Data records:
====

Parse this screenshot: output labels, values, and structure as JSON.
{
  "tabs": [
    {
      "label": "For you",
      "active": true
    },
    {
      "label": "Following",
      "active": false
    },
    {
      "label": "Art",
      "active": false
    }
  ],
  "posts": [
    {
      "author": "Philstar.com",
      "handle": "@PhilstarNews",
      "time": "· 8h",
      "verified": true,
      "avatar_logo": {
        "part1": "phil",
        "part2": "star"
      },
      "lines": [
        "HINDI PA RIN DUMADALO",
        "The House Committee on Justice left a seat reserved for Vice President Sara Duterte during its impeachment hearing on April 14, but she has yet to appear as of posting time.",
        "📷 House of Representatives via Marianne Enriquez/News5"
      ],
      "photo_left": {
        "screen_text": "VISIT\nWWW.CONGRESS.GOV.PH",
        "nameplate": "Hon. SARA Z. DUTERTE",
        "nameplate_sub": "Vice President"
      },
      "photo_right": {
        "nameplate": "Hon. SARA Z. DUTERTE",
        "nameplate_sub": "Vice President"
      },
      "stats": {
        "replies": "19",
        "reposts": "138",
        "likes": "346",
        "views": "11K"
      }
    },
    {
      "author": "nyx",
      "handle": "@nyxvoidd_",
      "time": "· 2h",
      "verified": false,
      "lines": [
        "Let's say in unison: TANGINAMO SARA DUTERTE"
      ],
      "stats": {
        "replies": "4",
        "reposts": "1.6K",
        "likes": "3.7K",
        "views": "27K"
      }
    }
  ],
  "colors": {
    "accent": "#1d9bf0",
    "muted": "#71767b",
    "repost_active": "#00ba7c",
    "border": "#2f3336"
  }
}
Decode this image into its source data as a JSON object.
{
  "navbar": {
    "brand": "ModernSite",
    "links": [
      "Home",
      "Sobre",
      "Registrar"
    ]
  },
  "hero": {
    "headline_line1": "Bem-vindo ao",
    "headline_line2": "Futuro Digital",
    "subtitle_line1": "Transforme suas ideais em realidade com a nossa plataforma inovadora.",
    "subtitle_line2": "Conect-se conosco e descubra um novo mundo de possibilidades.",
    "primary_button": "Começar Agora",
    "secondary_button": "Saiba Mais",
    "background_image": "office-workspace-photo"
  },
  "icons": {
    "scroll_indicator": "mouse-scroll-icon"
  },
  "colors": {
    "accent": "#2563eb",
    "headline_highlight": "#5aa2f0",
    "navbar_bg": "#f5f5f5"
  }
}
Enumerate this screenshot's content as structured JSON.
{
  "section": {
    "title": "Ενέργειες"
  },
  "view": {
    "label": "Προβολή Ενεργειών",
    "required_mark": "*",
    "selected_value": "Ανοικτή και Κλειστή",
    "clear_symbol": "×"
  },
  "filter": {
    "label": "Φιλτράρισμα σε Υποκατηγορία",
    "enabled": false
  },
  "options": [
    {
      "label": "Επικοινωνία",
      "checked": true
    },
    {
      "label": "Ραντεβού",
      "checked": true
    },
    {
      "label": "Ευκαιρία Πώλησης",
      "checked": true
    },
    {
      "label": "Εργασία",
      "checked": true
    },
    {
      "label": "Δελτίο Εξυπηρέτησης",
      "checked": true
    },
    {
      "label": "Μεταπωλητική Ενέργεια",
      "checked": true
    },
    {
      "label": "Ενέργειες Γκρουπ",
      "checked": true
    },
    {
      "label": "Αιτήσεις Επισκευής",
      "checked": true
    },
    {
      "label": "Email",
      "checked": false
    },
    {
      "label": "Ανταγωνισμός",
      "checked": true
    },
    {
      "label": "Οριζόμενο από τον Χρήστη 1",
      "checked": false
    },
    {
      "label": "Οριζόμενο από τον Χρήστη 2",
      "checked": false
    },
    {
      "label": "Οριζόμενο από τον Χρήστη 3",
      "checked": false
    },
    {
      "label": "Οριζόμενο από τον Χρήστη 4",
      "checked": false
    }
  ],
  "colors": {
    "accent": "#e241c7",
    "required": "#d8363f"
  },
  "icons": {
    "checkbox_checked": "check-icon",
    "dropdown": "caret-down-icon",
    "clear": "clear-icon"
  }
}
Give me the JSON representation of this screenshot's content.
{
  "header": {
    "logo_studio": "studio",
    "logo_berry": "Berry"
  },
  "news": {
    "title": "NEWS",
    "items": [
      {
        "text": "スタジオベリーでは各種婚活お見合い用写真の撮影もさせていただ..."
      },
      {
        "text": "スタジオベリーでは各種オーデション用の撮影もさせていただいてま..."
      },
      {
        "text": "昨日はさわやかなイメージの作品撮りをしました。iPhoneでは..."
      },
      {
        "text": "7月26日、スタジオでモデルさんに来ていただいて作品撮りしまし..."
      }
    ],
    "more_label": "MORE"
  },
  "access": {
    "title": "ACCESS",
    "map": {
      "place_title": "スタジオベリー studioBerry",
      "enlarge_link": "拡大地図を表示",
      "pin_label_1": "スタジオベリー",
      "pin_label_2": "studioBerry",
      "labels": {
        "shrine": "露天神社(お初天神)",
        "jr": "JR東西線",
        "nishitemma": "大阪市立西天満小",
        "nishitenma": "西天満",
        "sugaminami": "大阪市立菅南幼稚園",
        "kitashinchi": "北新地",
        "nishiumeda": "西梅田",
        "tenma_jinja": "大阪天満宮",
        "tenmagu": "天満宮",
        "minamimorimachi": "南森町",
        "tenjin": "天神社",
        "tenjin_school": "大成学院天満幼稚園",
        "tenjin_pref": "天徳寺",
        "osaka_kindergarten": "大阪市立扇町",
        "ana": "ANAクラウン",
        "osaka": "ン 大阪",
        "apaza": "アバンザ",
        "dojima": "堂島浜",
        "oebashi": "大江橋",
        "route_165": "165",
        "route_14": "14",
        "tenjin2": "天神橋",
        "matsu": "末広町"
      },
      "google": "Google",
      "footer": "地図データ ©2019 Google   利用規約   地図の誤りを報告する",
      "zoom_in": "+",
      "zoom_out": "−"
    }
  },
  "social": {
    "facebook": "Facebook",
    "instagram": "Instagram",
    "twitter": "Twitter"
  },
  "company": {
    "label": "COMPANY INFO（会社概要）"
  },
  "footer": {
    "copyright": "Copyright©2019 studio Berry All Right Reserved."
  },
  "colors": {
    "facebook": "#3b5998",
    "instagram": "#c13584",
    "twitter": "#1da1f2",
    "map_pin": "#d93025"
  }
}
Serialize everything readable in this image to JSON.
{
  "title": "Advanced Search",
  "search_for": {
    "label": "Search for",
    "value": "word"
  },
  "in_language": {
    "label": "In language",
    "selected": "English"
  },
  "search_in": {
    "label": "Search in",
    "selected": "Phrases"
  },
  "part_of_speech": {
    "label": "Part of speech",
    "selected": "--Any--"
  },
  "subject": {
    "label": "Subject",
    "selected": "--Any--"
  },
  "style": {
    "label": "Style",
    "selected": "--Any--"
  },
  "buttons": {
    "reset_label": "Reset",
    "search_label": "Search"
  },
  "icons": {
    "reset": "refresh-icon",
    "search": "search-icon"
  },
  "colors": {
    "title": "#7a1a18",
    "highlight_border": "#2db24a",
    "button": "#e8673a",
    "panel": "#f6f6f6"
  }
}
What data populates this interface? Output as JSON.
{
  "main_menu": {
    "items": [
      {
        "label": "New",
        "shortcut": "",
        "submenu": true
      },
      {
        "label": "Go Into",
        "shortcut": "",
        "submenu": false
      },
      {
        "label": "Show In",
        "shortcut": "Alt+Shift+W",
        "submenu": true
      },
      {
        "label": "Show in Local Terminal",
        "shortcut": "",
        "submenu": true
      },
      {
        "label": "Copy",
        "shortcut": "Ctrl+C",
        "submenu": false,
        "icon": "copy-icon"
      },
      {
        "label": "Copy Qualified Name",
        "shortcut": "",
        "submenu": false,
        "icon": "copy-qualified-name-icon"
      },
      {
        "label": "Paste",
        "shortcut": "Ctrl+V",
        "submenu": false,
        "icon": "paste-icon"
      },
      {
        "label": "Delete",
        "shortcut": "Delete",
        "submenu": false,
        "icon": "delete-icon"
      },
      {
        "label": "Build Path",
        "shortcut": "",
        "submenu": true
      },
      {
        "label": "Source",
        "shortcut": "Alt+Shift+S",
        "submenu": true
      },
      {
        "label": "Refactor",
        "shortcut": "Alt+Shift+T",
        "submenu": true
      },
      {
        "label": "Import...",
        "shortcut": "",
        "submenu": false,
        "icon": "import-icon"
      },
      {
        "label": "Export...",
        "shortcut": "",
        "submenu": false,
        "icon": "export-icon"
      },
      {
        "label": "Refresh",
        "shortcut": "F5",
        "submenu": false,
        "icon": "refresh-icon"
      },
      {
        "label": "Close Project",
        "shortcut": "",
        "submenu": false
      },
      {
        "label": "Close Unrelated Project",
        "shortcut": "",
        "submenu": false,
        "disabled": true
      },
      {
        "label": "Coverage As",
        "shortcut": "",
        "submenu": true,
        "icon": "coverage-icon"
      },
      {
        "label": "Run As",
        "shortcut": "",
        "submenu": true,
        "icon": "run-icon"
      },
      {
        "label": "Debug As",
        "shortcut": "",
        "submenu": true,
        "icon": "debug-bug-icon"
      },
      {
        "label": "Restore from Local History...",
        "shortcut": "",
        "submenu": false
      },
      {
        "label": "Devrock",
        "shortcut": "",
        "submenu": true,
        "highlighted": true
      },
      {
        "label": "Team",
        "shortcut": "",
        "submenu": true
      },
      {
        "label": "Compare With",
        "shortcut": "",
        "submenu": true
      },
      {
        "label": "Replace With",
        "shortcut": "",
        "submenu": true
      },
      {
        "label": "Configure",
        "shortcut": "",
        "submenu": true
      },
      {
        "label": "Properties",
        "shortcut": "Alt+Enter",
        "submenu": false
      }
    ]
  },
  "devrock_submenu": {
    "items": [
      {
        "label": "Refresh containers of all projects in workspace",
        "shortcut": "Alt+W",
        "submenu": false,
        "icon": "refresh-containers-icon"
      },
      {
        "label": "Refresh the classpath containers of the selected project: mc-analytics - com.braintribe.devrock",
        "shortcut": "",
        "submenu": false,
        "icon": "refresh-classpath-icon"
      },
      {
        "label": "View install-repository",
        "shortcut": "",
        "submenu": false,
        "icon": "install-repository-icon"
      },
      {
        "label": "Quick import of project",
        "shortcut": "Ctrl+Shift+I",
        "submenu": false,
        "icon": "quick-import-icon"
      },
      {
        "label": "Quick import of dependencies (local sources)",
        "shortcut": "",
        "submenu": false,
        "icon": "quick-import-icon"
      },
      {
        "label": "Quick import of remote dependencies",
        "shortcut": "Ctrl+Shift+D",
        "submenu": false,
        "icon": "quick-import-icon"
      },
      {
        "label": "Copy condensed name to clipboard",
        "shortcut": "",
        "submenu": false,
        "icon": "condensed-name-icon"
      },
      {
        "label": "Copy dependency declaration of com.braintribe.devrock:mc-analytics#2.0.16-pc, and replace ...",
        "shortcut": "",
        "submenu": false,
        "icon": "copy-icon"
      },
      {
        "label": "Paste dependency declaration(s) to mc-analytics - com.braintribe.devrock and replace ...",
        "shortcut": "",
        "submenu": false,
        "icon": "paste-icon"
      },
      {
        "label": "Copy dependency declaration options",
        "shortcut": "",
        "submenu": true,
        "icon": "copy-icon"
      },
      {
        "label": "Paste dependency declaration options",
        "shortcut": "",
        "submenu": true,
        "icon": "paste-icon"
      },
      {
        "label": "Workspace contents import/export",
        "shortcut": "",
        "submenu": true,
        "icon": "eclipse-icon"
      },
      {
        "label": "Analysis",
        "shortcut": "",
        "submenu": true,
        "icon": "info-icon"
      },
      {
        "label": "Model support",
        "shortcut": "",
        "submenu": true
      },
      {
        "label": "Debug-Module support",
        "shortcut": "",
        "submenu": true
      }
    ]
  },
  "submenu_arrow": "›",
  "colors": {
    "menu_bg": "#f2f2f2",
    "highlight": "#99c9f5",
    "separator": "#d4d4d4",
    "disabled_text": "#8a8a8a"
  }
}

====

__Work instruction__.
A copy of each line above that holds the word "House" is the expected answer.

__Expected answer__.
        "The House Committee on Justice left a seat reserved for Vice President Sara Duterte during its impeachment hearing on April 14, but she has yet to appear as of posting time.",
        "📷 House of Representatives via Marianne Enriquez/News5"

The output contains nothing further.